Not all mobile banking apps work well. You could become frustrated with a digital banking experience. Even the best ones will encounter outages every now and then.
As banks layer in ever-more features, navigating the apps can feel daunting, too. In fact, multiple J.D. Power studies have shown a decline in mobile banking satisfaction in the U.S. “As banks are adding more features, some consumers are being stumped,” McAdam says. “They maybe don’t know how to use it or can’t figure it out.”
If you’re among them, check with your bank to see if it does in-person demos. Some banks appoint specialists in their branches to help customers learn how to use digital banking features.
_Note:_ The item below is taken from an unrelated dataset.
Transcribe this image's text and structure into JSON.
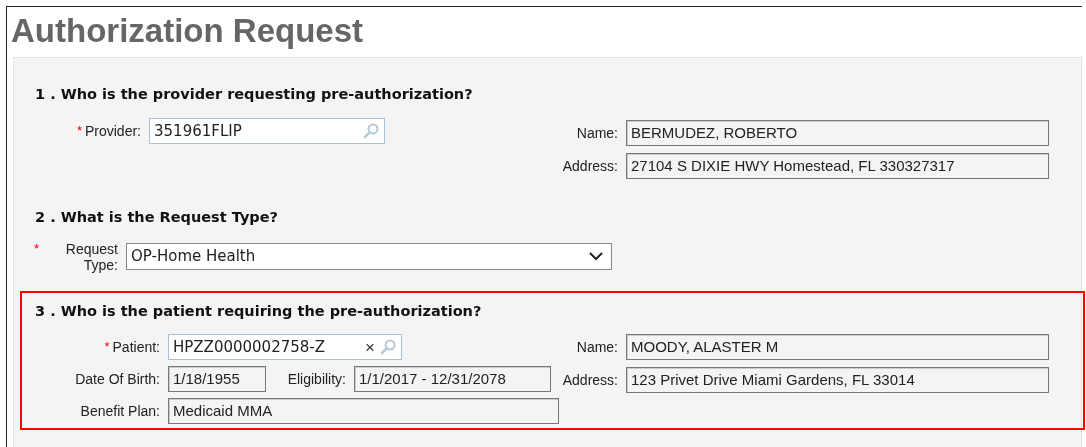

Another downside with mobile banking apps is they lack support for taller orders, like getting a mortgage. “A big disadvantage of mobile is you are not getting that kind of detail that you would get from an in-person interaction,” Greer says. “And people want that assuredness when they are doing things like shopping for a home loan or auto loan or something that’s more intense than making payments or checking transactions.”